START Given data

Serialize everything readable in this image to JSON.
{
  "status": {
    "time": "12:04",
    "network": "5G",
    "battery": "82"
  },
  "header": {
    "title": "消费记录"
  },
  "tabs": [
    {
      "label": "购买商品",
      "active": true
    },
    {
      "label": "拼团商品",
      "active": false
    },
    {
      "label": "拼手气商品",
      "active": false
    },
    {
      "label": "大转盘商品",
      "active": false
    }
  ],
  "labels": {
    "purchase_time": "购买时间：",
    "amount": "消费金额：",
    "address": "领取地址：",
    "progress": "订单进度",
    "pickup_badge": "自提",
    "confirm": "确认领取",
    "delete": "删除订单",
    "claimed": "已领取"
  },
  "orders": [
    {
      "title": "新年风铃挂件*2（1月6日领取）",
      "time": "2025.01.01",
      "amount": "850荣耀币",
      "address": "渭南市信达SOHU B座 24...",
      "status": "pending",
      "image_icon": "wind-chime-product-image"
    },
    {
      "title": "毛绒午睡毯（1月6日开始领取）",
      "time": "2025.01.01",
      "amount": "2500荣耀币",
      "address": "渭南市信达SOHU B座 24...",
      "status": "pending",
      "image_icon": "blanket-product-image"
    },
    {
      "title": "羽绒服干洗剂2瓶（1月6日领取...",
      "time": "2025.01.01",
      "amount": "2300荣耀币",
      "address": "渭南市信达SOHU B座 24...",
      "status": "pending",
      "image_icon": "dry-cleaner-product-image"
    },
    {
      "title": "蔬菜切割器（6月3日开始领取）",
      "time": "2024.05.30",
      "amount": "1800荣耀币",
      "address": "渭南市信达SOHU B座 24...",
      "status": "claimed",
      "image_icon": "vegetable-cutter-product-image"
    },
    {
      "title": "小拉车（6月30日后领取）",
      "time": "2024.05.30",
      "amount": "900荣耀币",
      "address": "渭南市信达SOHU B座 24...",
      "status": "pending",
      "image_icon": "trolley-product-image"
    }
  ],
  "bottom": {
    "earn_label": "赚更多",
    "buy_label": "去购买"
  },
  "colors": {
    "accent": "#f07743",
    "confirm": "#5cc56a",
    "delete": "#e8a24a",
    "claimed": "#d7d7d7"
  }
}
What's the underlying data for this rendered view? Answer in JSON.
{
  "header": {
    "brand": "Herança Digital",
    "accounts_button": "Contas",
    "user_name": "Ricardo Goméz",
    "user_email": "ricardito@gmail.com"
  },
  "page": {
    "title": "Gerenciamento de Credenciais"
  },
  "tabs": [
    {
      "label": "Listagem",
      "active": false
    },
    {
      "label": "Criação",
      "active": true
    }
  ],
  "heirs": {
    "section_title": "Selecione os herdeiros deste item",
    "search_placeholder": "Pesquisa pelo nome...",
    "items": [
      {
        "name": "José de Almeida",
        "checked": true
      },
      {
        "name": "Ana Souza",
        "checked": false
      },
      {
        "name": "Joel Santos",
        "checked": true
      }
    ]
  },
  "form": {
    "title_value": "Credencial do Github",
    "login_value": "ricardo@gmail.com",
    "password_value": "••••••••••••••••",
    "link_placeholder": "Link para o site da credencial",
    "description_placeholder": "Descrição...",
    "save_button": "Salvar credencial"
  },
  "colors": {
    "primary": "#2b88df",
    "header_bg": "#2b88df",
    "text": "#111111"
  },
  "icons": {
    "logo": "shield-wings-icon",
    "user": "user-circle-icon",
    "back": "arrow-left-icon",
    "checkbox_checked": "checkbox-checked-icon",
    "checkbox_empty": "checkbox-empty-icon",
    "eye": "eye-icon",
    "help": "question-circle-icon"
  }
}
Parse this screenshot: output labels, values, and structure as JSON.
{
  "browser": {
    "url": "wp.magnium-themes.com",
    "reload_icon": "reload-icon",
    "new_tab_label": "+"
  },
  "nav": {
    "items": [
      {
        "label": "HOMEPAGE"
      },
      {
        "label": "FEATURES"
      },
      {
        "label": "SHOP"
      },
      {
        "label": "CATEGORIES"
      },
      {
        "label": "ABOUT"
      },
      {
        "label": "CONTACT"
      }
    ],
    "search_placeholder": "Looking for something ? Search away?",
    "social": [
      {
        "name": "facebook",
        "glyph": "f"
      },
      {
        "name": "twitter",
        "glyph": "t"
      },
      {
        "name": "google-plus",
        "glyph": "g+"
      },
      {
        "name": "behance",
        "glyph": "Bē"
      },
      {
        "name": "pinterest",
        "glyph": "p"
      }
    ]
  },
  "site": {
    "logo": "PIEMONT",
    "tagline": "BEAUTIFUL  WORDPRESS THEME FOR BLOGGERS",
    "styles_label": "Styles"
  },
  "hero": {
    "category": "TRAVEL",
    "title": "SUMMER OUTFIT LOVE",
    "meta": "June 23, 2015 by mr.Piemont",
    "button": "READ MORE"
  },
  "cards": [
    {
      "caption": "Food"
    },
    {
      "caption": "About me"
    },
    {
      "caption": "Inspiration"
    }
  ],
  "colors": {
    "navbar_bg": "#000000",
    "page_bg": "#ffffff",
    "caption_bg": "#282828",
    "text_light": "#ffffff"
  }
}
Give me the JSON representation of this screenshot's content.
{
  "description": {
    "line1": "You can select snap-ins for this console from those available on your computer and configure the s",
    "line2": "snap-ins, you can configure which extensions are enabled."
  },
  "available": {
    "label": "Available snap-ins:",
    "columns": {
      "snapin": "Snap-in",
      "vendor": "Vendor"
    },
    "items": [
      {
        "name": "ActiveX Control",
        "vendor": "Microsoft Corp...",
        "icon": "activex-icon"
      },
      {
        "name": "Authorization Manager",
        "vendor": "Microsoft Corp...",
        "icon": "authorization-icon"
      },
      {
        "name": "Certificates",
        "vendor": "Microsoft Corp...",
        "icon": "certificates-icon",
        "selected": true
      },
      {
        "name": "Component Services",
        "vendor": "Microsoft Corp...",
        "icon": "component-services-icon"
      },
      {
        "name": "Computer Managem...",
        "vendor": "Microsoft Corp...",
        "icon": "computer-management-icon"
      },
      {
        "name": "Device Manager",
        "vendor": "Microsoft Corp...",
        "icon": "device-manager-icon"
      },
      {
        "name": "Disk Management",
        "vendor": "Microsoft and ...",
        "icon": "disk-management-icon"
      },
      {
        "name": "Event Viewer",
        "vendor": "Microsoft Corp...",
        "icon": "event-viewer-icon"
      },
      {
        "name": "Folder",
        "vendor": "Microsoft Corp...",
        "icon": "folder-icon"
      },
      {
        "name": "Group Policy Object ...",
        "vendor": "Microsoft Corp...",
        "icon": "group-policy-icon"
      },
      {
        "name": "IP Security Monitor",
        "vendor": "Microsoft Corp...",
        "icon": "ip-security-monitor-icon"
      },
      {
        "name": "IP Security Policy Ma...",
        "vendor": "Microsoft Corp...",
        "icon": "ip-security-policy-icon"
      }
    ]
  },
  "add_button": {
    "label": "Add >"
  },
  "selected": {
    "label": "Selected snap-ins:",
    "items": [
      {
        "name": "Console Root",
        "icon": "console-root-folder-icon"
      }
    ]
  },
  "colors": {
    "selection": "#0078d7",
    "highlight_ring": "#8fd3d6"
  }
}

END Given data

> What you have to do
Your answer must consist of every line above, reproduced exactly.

> Task solution
Serialize everything readable in this image to JSON.
{
  "status": {
    "time": "12:04",
    "network": "5G",
    "battery": "82"
  },
  "header": {
    "title": "消费记录"
  },
  "tabs": [
    {
      "label": "购买商品",
      "active": true
    },
    {
      "label": "拼团商品",
      "active": false
    },
    {
      "label": "拼手气商品",
      "active": false
    },
    {
      "label": "大转盘商品",
      "active": false
    }
  ],
  "labels": {
    "purchase_time": "购买时间：",
    "amount": "消费金额：",
    "address": "领取地址：",
    "progress": "订单进度",
    "pickup_badge": "自提",
    "confirm": "确认领取",
    "delete": "删除订单",
    "claimed": "已领取"
  },
  "orders": [
    {
      "title": "新年风铃挂件*2（1月6日领取）",
      "time": "2025.01.01",
      "amount": "850荣耀币",
      "address": "渭南市信达SOHU B座 24...",
      "status": "pending",
      "image_icon": "wind-chime-product-image"
    },
    {
      "title": "毛绒午睡毯（1月6日开始领取）",
      "time": "2025.01.01",
      "amount": "2500荣耀币",
      "address": "渭南市信达SOHU B座 24...",
      "status": "pending",
      "image_icon": "blanket-product-image"
    },
    {
      "title": "羽绒服干洗剂2瓶（1月6日领取...",
      "time": "2025.01.01",
      "amount": "2300荣耀币",
      "address": "渭南市信达SOHU B座 24...",
      "status": "pending",
      "image_icon": "dry-cleaner-product-image"
    },
    {
      "title": "蔬菜切割器（6月3日开始领取）",
      "time": "2024.05.30",
      "amount": "1800荣耀币",
      "address": "渭南市信达SOHU B座 24...",
      "status": "claimed",
      "image_icon": "vegetable-cutter-product-image"
    },
    {
      "title": "小拉车（6月30日后领取）",
      "time": "2024.05.30",
      "amount": "900荣耀币",
      "address": "渭南市信达SOHU B座 24...",
      "status": "pending",
      "image_icon": "trolley-product-image"
    }
  ],
  "bottom": {
    "earn_label": "赚更多",
    "buy_label": "去购买"
  },
  "colors": {
    "accent": "#f07743",
    "confirm": "#5cc56a",
    "delete": "#e8a24a",
    "claimed": "#d7d7d7"
  }
}
What's the underlying data for this rendered view? Answer in JSON.
{
  "header": {
    "brand": "Herança Digital",
    "accounts_button": "Contas",
    "user_name": "Ricardo Goméz",
    "user_email": "ricardito@gmail.com"
  },
  "page": {
    "title": "Gerenciamento de Credenciais"
  },
  "tabs": [
    {
      "label": "Listagem",
      "active": false
    },
    {
      "label": "Criação",
      "active": true
    }
  ],
  "heirs": {
    "section_title": "Selecione os herdeiros deste item",
    "search_placeholder": "Pesquisa pelo nome...",
    "items": [
      {
        "name": "José de Almeida",
        "checked": true
      },
      {
        "name": "Ana Souza",
        "checked": false
      },
      {
        "name": "Joel Santos",
        "checked": true
      }
    ]
  },
  "form": {
    "title_value": "Credencial do Github",
    "login_value": "ricardo@gmail.com",
    "password_value": "••••••••••••••••",
    "link_placeholder": "Link para o site da credencial",
    "description_placeholder": "Descrição...",
    "save_button": "Salvar credencial"
  },
  "colors": {
    "primary": "#2b88df",
    "header_bg": "#2b88df",
    "text": "#111111"
  },
  "icons": {
    "logo": "shield-wings-icon",
    "user": "user-circle-icon",
    "back": "arrow-left-icon",
    "checkbox_checked": "checkbox-checked-icon",
    "checkbox_empty": "checkbox-empty-icon",
    "eye": "eye-icon",
    "help": "question-circle-icon"
  }
}
Parse this screenshot: output labels, values, and structure as JSON.
{
  "browser": {
    "url": "wp.magnium-themes.com",
    "reload_icon": "reload-icon",
    "new_tab_label": "+"
  },
  "nav": {
    "items": [
      {
        "label": "HOMEPAGE"
      },
      {
        "label": "FEATURES"
      },
      {
        "label": "SHOP"
      },
      {
        "label": "CATEGORIES"
      },
      {
        "label": "ABOUT"
      },
      {
        "label": "CONTACT"
      }
    ],
    "search_placeholder": "Looking for something ? Search away?",
    "social": [
      {
        "name": "facebook",
        "glyph": "f"
      },
      {
        "name": "twitter",
        "glyph": "t"
      },
      {
        "name": "google-plus",
        "glyph": "g+"
      },
      {
        "name": "behance",
        "glyph": "Bē"
      },
      {
        "name": "pinterest",
        "glyph": "p"
      }
    ]
  },
  "site": {
    "logo": "PIEMONT",
    "tagline": "BEAUTIFUL  WORDPRESS THEME FOR BLOGGERS",
    "styles_label": "Styles"
  },
  "hero": {
    "category": "TRAVEL",
    "title": "SUMMER OUTFIT LOVE",
    "meta": "June 23, 2015 by mr.Piemont",
    "button": "READ MORE"
  },
  "cards": [
    {
      "caption": "Food"
    },
    {
      "caption": "About me"
    },
    {
      "caption": "Inspiration"
    }
  ],
  "colors": {
    "navbar_bg": "#000000",
    "page_bg": "#ffffff",
    "caption_bg": "#282828",
    "text_light": "#ffffff"
  }
}
Give me the JSON representation of this screenshot's content.
{
  "description": {
    "line1": "You can select snap-ins for this console from those available on your computer and configure the s",
    "line2": "snap-ins, you can configure which extensions are enabled."
  },
  "available": {
    "label": "Available snap-ins:",
    "columns": {
      "snapin": "Snap-in",
      "vendor": "Vendor"
    },
    "items": [
      {
        "name": "ActiveX Control",
        "vendor": "Microsoft Corp...",
        "icon": "activex-icon"
      },
      {
        "name": "Authorization Manager",
        "vendor": "Microsoft Corp...",
        "icon": "authorization-icon"
      },
      {
        "name": "Certificates",
        "vendor": "Microsoft Corp...",
        "icon": "certificates-icon",
        "selected": true
      },
      {
        "name": "Component Services",
        "vendor": "Microsoft Corp...",
        "icon": "component-services-icon"
      },
      {
        "name": "Computer Managem...",
        "vendor": "Microsoft Corp...",
        "icon": "computer-management-icon"
      },
      {
        "name": "Device Manager",
        "vendor": "Microsoft Corp...",
        "icon": "device-manager-icon"
      },
      {
        "name": "Disk Management",
        "vendor": "Microsoft and ...",
        "icon": "disk-management-icon"
      },
      {
        "name": "Event Viewer",
        "vendor": "Microsoft Corp...",
        "icon": "event-viewer-icon"
      },
      {
        "name": "Folder",
        "vendor": "Microsoft Corp...",
        "icon": "folder-icon"
      },
      {
        "name": "Group Policy Object ...",
        "vendor": "Microsoft Corp...",
        "icon": "group-policy-icon"
      },
      {
        "name": "IP Security Monitor",
        "vendor": "Microsoft Corp...",
        "icon": "ip-security-monitor-icon"
      },
      {
        "name": "IP Security Policy Ma...",
        "vendor": "Microsoft Corp...",
        "icon": "ip-security-policy-icon"
      }
    ]
  },
  "add_button": {
    "label": "Add >"
  },
  "selected": {
    "label": "Selected snap-ins:",
    "items": [
      {
        "name": "Console Root",
        "icon": "console-root-folder-icon"
      }
    ]
  },
  "colors": {
    "selection": "#0078d7",
    "highlight_ring": "#8fd3d6"
  }
}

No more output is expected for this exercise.